Each record that follows goes into your reply unchanged; the pictures do not.

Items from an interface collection
○ ○ ○ ○ ○ ○ ○
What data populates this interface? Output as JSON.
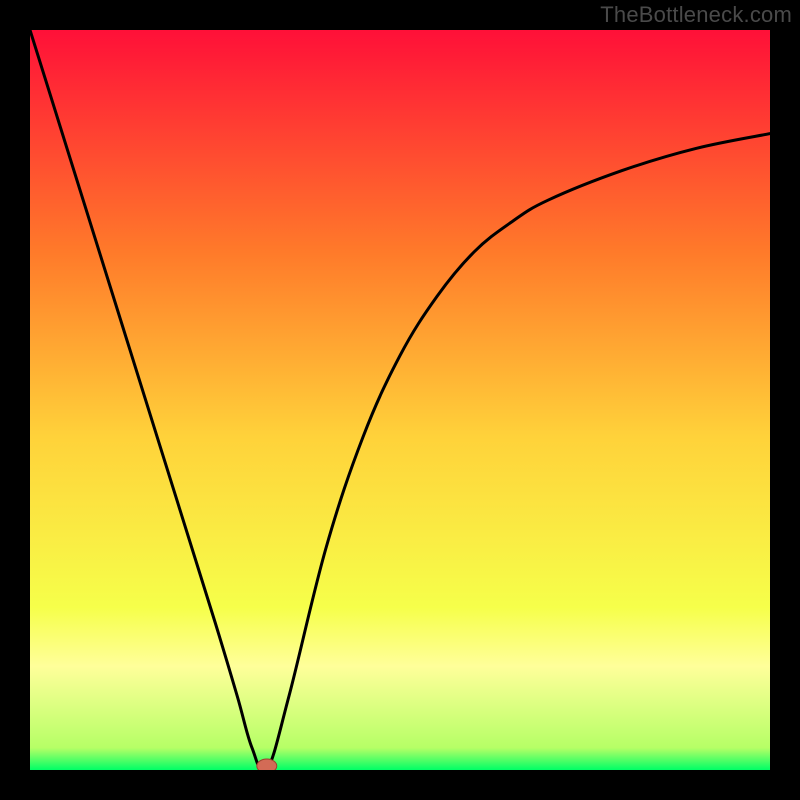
{
  "watermark": "TheBottleneck.com",
  "colors": {
    "frame": "#000000",
    "gradient_top": "#ff1038",
    "gradient_mid_upper": "#ff7a2a",
    "gradient_mid": "#ffd23a",
    "gradient_mid_lower": "#f6ff4a",
    "gradient_yellowcream": "#ffff9a",
    "gradient_bottom": "#00ff66",
    "curve": "#000000",
    "marker_fill": "#d36b56",
    "marker_stroke": "#9e3f2d"
  },
  "chart_data": {
    "type": "line",
    "title": "",
    "xlabel": "",
    "ylabel": "",
    "xlim": [
      0,
      100
    ],
    "ylim": [
      0,
      100
    ],
    "grid": false,
    "legend": false,
    "series": [
      {
        "name": "bottleneck-curve",
        "x": [
          0,
          5,
          10,
          15,
          20,
          25,
          28,
          30,
          32,
          35,
          40,
          45,
          50,
          55,
          60,
          65,
          70,
          80,
          90,
          100
        ],
        "y": [
          100,
          84,
          68,
          52,
          36,
          20,
          10,
          3,
          0,
          10,
          30,
          45,
          56,
          64,
          70,
          74,
          77,
          81,
          84,
          86
        ]
      }
    ],
    "marker": {
      "x": 32,
      "y": 0
    },
    "gradient_stops": [
      {
        "pos": 0.0,
        "color": "#ff1038"
      },
      {
        "pos": 0.3,
        "color": "#ff7a2a"
      },
      {
        "pos": 0.55,
        "color": "#ffd23a"
      },
      {
        "pos": 0.78,
        "color": "#f6ff4a"
      },
      {
        "pos": 0.86,
        "color": "#ffff9a"
      },
      {
        "pos": 0.97,
        "color": "#b6ff66"
      },
      {
        "pos": 1.0,
        "color": "#00ff66"
      }
    ]
  }
}
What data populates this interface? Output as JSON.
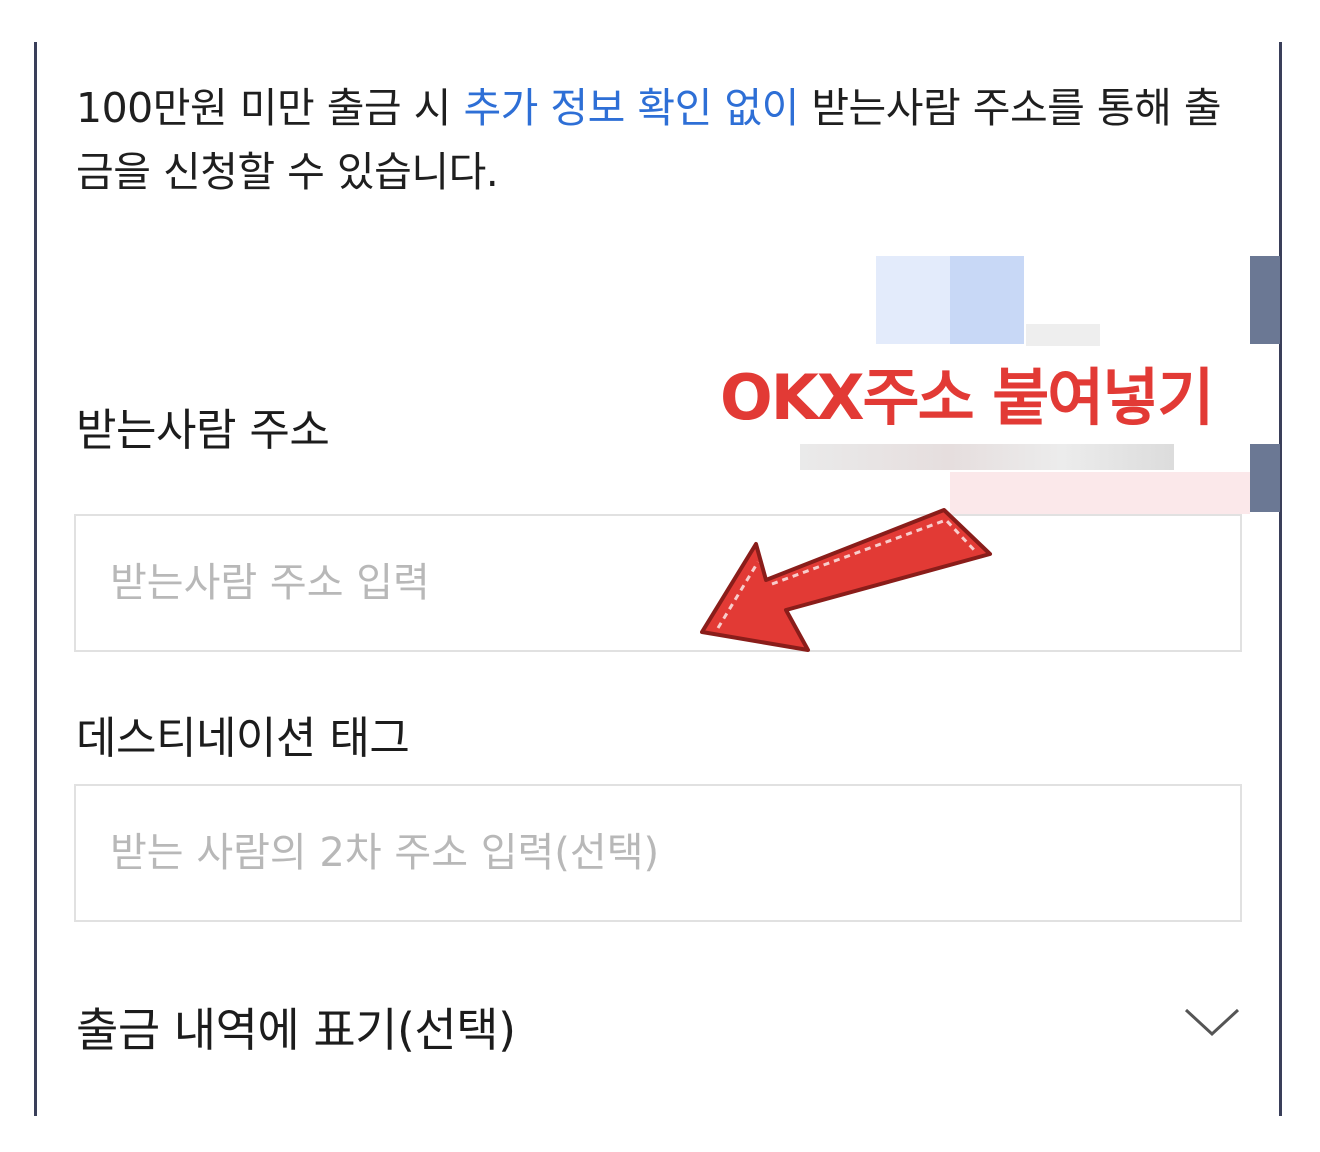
{
  "notice": {
    "part1": "100만원 미만 출금 시 ",
    "highlight": "추가 정보 확인 없이",
    "part2": " 받는사람 주소를 통해 출금을 신청할 수 있습니다."
  },
  "annotation": {
    "text": "OKX주소 붙여넣기",
    "color": "#e23a35"
  },
  "address_field": {
    "label": "받는사람 주소",
    "placeholder": "받는사람 주소 입력",
    "value": ""
  },
  "tag_field": {
    "label": "데스티네이션 태그",
    "placeholder": "받는 사람의 2차 주소 입력(선택)",
    "value": ""
  },
  "memo": {
    "label": "출금 내역에 표기(선택)",
    "icon": "chevron-down-icon"
  },
  "colors": {
    "highlight": "#2e6fd6",
    "annotation": "#e23a35",
    "frame_edge": "#3a3f5a"
  }
}
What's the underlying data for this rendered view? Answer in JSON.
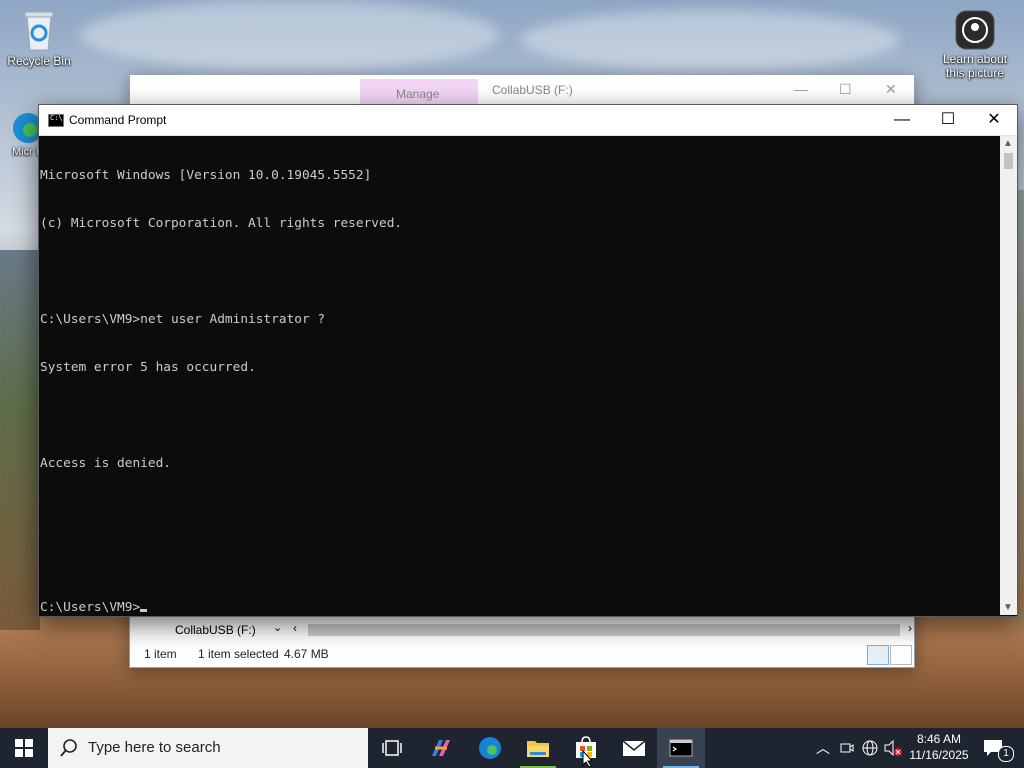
{
  "desktop": {
    "recycle_bin_label": "Recycle Bin",
    "edge_label_partial": "Micr Ed",
    "learn_picture_label": "Learn about this picture"
  },
  "explorer": {
    "tab_manage": "Manage",
    "tab_collab": "CollabUSB (F:)",
    "sidebar_drive": "CollabUSB (F:)",
    "status_items": "1 item",
    "status_selected": "1 item selected",
    "status_size": "4.67 MB"
  },
  "cmd": {
    "title": "Command Prompt",
    "lines": [
      "Microsoft Windows [Version 10.0.19045.5552]",
      "(c) Microsoft Corporation. All rights reserved.",
      "",
      "C:\\Users\\VM9>net user Administrator ?",
      "System error 5 has occurred.",
      "",
      "Access is denied.",
      "",
      "",
      "C:\\Users\\VM9>"
    ]
  },
  "taskbar": {
    "search_placeholder": "Type here to search",
    "time": "8:46 AM",
    "date": "11/16/2025",
    "notification_count": "1"
  },
  "colors": {
    "console_bg": "#0c0c0c",
    "console_fg": "#cccccc",
    "taskbar_bg": "#1f2530",
    "active_indicator": "#76b9ed"
  }
}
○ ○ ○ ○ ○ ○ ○
Finished exercise
What data populates this interface? Output as JSON.
{
  "watermark": "TheBottleneck.com",
  "colors": {
    "frame": "#000000",
    "gradient_top": "#ff1038",
    "gradient_mid_upper": "#ff7a2a",
    "gradient_mid": "#ffd23a",
    "gradient_mid_lower": "#f6ff4a",
    "gradient_yellowcream": "#ffff9a",
    "gradient_bottom": "#00ff66",
    "curve": "#000000",
    "marker_fill": "#d36b56",
    "marker_stroke": "#9e3f2d"
  },
  "chart_data": {
    "type": "line",
    "title": "",
    "xlabel": "",
    "ylabel": "",
    "xlim": [
      0,
      100
    ],
    "ylim": [
      0,
      100
    ],
    "grid": false,
    "legend": false,
    "series": [
      {
        "name": "bottleneck-curve",
        "x": [
          0,
          5,
          10,
          15,
          20,
          25,
          28,
          30,
          32,
          35,
          40,
          45,
          50,
          55,
          60,
          65,
          70,
          80,
          90,
          100
        ],
        "y": [
          100,
          84,
          68,
          52,
          36,
          20,
          10,
          3,
          0,
          10,
          30,
          45,
          56,
          64,
          70,
          74,
          77,
          81,
          84,
          86
        ]
      }
    ],
    "marker": {
      "x": 32,
      "y": 0
    },
    "gradient_stops": [
      {
        "pos": 0.0,
        "color": "#ff1038"
      },
      {
        "pos": 0.3,
        "color": "#ff7a2a"
      },
      {
        "pos": 0.55,
        "color": "#ffd23a"
      },
      {
        "pos": 0.78,
        "color": "#f6ff4a"
      },
      {
        "pos": 0.86,
        "color": "#ffff9a"
      },
      {
        "pos": 0.97,
        "color": "#b6ff66"
      },
      {
        "pos": 1.0,
        "color": "#00ff66"
      }
    ]
  }
}
What data populates this interface? Output as JSON.
{
  "notice": {
    "part1": "100만원 미만 출금 시 ",
    "highlight": "추가 정보 확인 없이",
    "part2": " 받는사람 주소를 통해 출금을 신청할 수 있습니다."
  },
  "annotation": {
    "text": "OKX주소 붙여넣기",
    "color": "#e23a35"
  },
  "address_field": {
    "label": "받는사람 주소",
    "placeholder": "받는사람 주소 입력",
    "value": ""
  },
  "tag_field": {
    "label": "데스티네이션 태그",
    "placeholder": "받는 사람의 2차 주소 입력(선택)",
    "value": ""
  },
  "memo": {
    "label": "출금 내역에 표기(선택)",
    "icon": "chevron-down-icon"
  },
  "colors": {
    "highlight": "#2e6fd6",
    "annotation": "#e23a35",
    "frame_edge": "#3a3f5a"
  }
}
What's the underlying data for this rendered view? Answer in JSON.
{
  "desktop": {
    "recycle_bin_label": "Recycle Bin",
    "edge_label_partial": "Micr Ed",
    "learn_picture_label": "Learn about this picture"
  },
  "explorer": {
    "tab_manage": "Manage",
    "tab_collab": "CollabUSB (F:)",
    "sidebar_drive": "CollabUSB (F:)",
    "status_items": "1 item",
    "status_selected": "1 item selected",
    "status_size": "4.67 MB"
  },
  "cmd": {
    "title": "Command Prompt",
    "lines": [
      "Microsoft Windows [Version 10.0.19045.5552]",
      "(c) Microsoft Corporation. All rights reserved.",
      "",
      "C:\\Users\\VM9>net user Administrator ?",
      "System error 5 has occurred.",
      "",
      "Access is denied.",
      "",
      "",
      "C:\\Users\\VM9>"
    ]
  },
  "taskbar": {
    "search_placeholder": "Type here to search",
    "time": "8:46 AM",
    "date": "11/16/2025",
    "notification_count": "1"
  },
  "colors": {
    "console_bg": "#0c0c0c",
    "console_fg": "#cccccc",
    "taskbar_bg": "#1f2530",
    "active_indicator": "#76b9ed"
  }
}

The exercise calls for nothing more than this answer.